Canal Rd. widening project proceeding on schedule
By John Mullen
State officials say about half of the work moving utilities to make way for a fifth lane on Canal Road is completed and they are hoping to let the project out for bidding soon.
“We’re plugging along with the utility relocation out there on Canal,” Assistant Southwest Region Engineer Brian Aaron said. “I’d say we’re roughly 50 percent complete on that so we’re going to continue to work through that over the next few months.”
Aaron said the Alabama Department of Transportation expects to have a bid letting on the widening project ready by June and looks to start construction as soon as the busy summer season subsides. He estimates it will take a year to complete the project.
“That’s kind of by design because we really didn’t want to hop out there in the busy summer season,” Aaron said. “What we anticipate is we would start construction basically right after summer.”
oAt first relocating power poles along the route was thought to be a big problem – and expense – but Aaron says the widening project will work around those.
“Most of the electricity is actually staying,” Aaron said. “There’s only a couple of large transmission poles that have to be moved out of the way. Each one of those poles are like $200,000 apiece to move. It was going to be $20 million to move all those poles. We actually went and got a design waiver so the poles are staying except for just a few of them.”

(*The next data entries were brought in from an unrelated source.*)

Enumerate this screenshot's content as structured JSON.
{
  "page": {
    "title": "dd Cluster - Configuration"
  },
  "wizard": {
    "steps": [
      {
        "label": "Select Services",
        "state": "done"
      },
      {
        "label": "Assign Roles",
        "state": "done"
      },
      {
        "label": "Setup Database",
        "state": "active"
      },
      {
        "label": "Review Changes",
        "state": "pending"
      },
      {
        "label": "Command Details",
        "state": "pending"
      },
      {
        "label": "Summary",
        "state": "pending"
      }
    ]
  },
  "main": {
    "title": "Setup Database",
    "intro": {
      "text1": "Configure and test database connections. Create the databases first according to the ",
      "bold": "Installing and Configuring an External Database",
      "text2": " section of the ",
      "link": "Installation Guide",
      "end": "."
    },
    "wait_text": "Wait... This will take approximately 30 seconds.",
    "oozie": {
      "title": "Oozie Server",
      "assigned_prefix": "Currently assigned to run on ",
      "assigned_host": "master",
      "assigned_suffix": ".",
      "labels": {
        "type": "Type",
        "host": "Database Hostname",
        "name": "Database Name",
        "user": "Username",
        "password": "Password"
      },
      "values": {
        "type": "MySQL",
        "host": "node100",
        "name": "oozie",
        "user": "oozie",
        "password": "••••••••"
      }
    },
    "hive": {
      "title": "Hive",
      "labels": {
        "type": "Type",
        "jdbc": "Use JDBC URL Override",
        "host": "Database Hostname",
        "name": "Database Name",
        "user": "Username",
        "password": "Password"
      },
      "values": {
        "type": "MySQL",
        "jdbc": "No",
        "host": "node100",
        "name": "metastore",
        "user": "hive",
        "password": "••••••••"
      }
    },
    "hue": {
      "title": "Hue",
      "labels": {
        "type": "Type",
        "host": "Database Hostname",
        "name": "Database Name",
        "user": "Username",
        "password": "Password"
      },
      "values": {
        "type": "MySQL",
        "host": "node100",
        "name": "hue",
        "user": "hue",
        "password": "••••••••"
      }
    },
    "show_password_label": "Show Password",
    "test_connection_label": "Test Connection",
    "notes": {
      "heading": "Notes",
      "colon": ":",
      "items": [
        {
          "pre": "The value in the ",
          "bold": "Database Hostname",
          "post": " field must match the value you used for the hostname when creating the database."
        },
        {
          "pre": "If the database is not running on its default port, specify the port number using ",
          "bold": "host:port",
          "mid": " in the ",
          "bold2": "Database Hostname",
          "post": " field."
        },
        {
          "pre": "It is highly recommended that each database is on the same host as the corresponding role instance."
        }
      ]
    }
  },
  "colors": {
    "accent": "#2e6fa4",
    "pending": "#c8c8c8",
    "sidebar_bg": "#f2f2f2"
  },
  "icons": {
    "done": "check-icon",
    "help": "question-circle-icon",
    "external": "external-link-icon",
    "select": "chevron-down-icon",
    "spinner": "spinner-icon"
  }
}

Most of the utility relocation that is occurring is gas or fiber. The relocation of sewer and waterlines will be part of the road construction project, Aaron said.

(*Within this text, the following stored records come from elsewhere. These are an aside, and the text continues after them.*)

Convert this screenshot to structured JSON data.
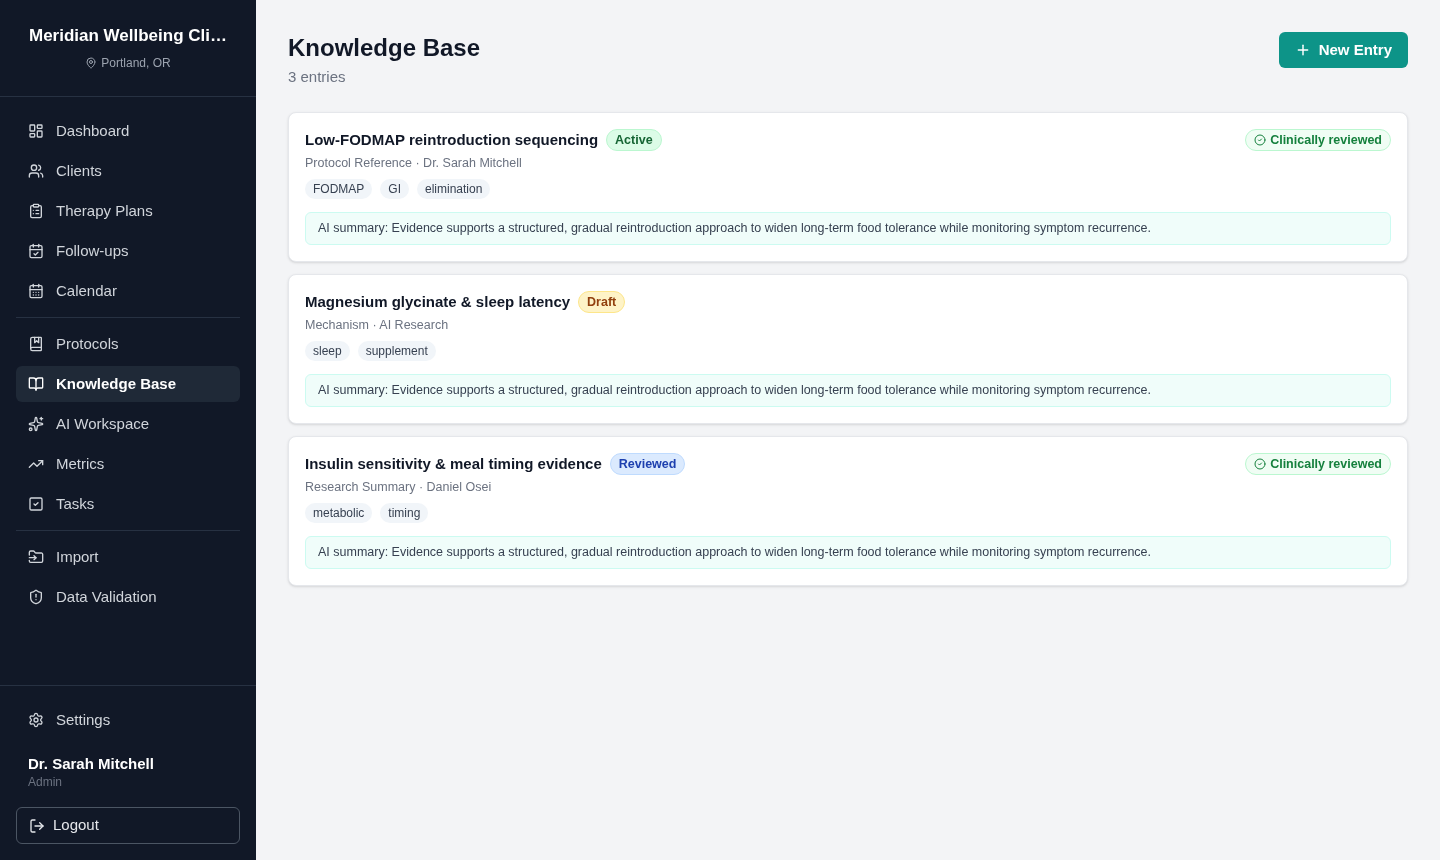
{
  "sidebar": {
    "clinic_name": "Meridian Wellbeing Cli…",
    "location": "Portland, OR",
    "nav_groups": [
      {
        "items": [
          {
            "label": "Dashboard",
            "selected": false
          },
          {
            "label": "Clients",
            "selected": false
          },
          {
            "label": "Therapy Plans",
            "selected": false
          },
          {
            "label": "Follow-ups",
            "selected": false
          },
          {
            "label": "Calendar",
            "selected": false
          }
        ]
      },
      {
        "items": [
          {
            "label": "Protocols",
            "selected": false
          },
          {
            "label": "Knowledge Base",
            "selected": true
          },
          {
            "label": "AI Workspace",
            "selected": false
          },
          {
            "label": "Metrics",
            "selected": false
          },
          {
            "label": "Tasks",
            "selected": false
          }
        ]
      },
      {
        "items": [
          {
            "label": "Import",
            "selected": false
          },
          {
            "label": "Data Validation",
            "selected": false
          }
        ]
      }
    ],
    "settings": "Settings",
    "user": {
      "name": "Dr. Sarah Mitchell",
      "role": "Admin"
    },
    "logout": "Logout"
  },
  "page": {
    "title": "Knowledge Base",
    "count": "3 entries",
    "new_button": "New Entry"
  },
  "entries": [
    {
      "title": "Low-FODMAP reintroduction sequencing",
      "status": {
        "label": "Active",
        "kind": "active"
      },
      "review_label": "Clinically reviewed",
      "meta": "Protocol Reference · Dr. Sarah Mitchell",
      "tags": [
        "FODMAP",
        "GI",
        "elimination"
      ],
      "summary": "AI summary: Evidence supports a structured, gradual reintroduction approach to widen long-term food tolerance while monitoring symptom recurrence."
    },
    {
      "title": "Magnesium glycinate & sleep latency",
      "status": {
        "label": "Draft",
        "kind": "draft"
      },
      "meta": "Mechanism · AI Research",
      "tags": [
        "sleep",
        "supplement"
      ],
      "summary": "AI summary: Evidence supports a structured, gradual reintroduction approach to widen long-term food tolerance while monitoring symptom recurrence."
    },
    {
      "title": "Insulin sensitivity & meal timing evidence",
      "status": {
        "label": "Reviewed",
        "kind": "reviewed"
      },
      "review_label": "Clinically reviewed",
      "meta": "Research Summary · Daniel Osei",
      "tags": [
        "metabolic",
        "timing"
      ],
      "summary": "AI summary: Evidence supports a structured, gradual reintroduction approach to widen long-term food tolerance while monitoring symptom recurrence."
    }
  ]
}
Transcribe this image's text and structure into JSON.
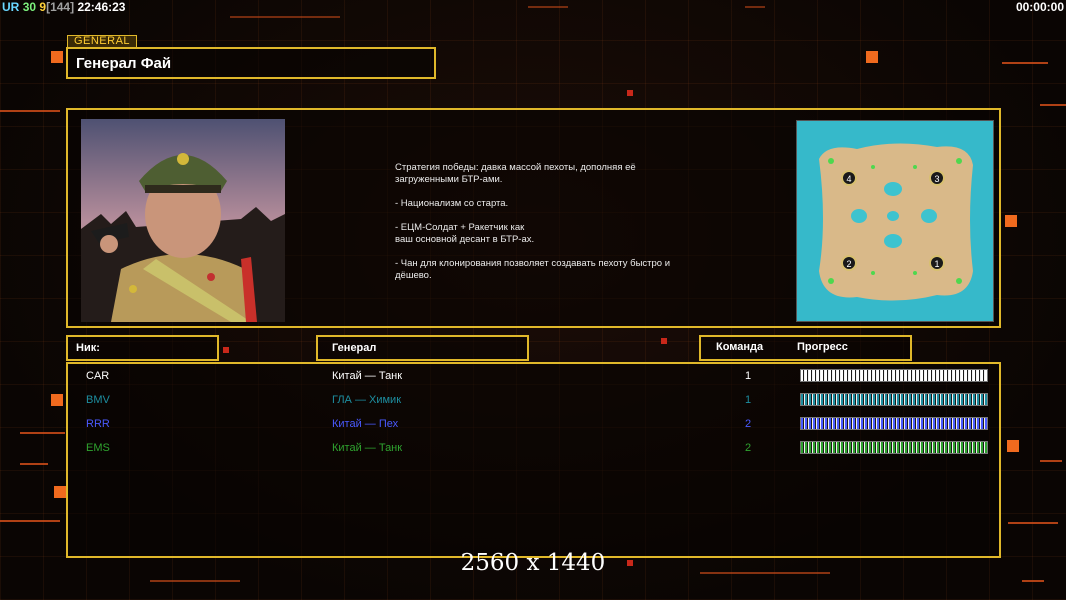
{
  "hud": {
    "ur": "UR",
    "n30": "30",
    "n9": "9",
    "n144": "[144]",
    "time": "22:46:23",
    "timer": "00:00:00"
  },
  "general_tag": "GENERAL",
  "general_name": "Генерал Фай",
  "description": "Стратегия победы: давка массой пехоты, дополняя её\n загруженными БТР-ами.\n\n- Национализм со старта.\n\n- ЕЦМ-Солдат + Ракетчик как\nваш основной десант в БТР-ах.\n\n- Чан для клонирования позволяет создавать пехоту быстро и\n дёшево.",
  "map": {
    "starts": [
      "4",
      "3",
      "2",
      "1"
    ]
  },
  "headers": {
    "nick": "Ник:",
    "general": "Генерал",
    "team": "Команда",
    "progress": "Прогресс"
  },
  "players": [
    {
      "nick": "CAR",
      "general": "Китай — Танк",
      "team": "1",
      "color": "#ffffff",
      "progress": 1.0
    },
    {
      "nick": "BMV",
      "general": "ГЛА — Химик",
      "team": "1",
      "color": "#1d8ea0",
      "progress": 1.0
    },
    {
      "nick": "RRR",
      "general": "Китай — Пех",
      "team": "2",
      "color": "#4a5aff",
      "progress": 1.0
    },
    {
      "nick": "EMS",
      "general": "Китай — Танк",
      "team": "2",
      "color": "#2fa32f",
      "progress": 1.0
    }
  ],
  "resolution": "2560 x 1440"
}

A major change in the plans was caused by the coming reality of a Wolf Bay Bridge which will connect on the north side of the Canal Road and Alabama 161 intersection. How that intersection will be designed and developed is a separate project from the simple adding of a fifth lane.
“There’s two projects down there and two phases and phase one is the actual five lane,” Aaron said. “Phase two is improvement to that intersection.”
“When we looked at that about three years ago Wolf Bay Bridge (rendering pictured) was on again, off again,” Aaron said. “We just had to kind of make a decision based on the fact that Wolf Bay wasn’t moving forward.”
Part of that design included doing away with the Tom Thumb and other stores in the corner strip mall. Two southbound, free-flowing turn lanes were going to take out the businesses. The inevitability of the new bridge’s impact on the intersection saved the stores there.
“Over the last month or month and a half, we’ve had discussions with the city,” Aaron said. “They are moving forward on Wolf Bay with permitting. They are committed to moving forward on that job.
“What it forced us to do was really step back and say once Wolf Bay connects about five years from now, what does that do to this intersection with what we’ve planned with the Tom Thumb? And it doesn’t work so we’ve stepped back and said we don’t need to buy this right of way and we need to stop this acquisition.”
State officials don’t have a plan yet for intersection but one option on the table is a southern bypass along a right of way from the front of Big Mike’s Steakhouse on Canal Road to south of McDonald’s on Alabama 161.
“We’re going to have to look at several alternatives,” Aaron said. “We’re basically going to have to start from scratch as regards to the NEPA process. We’re going to have to evaluate alternatives which could include that bypass to the south.
NEPA is the National Environmental Policy Act and there is some potential wetland encroachment along that bypass route that could slow up the project.
“There are so much wetlands it would delay us finishing by years,” Orange Beach Mayor Tony Kennon said in July. “It could be as much as seven years to get that done.”
Whatever the outcome, Aaron said, the intersection will be a big improvement over what’s in place now.
“I think it’s going to be better for traffic and to try and get rid of that nasty intersection that’s always a bottleneck or a problem,” Aaron said. “We’ll get two lanes free flowing south onto 161 down to the beach road and help facilitate that movement of traffic.”
Gulf Shores Bridge
Aaron says he believes the southern half of the project which includes the proposed Gulf Shores bridge over the Intracoastal Waterway (just west of The Wharf) will also go out for bid in June.
“We’re on target to let that one in June as well,” Aaron said. “The Corps permit as well as the Coast Guard permit, we’re just waiting on those permits. Hopefully those will get issued in that time frame.”
The second part of the project from the Foley Beach Express to Cotton Creek Drive is being held up by a redesign of the intersection of the express and the new road.
“It will be two lettings,” Aaron said. “The first project that will be letting in June will be from Cotton Creek Drive or County Road 4 south and that includes the bridge over the canal. The next project we’re probably looking at a September letting and it would be between the Beach Express and Cotton Creek Drive. We still have the latest change from the public meeting where we made the decision to go with the roundabout option. There were some additional right-of-way parcels we had to go acquire. We’re current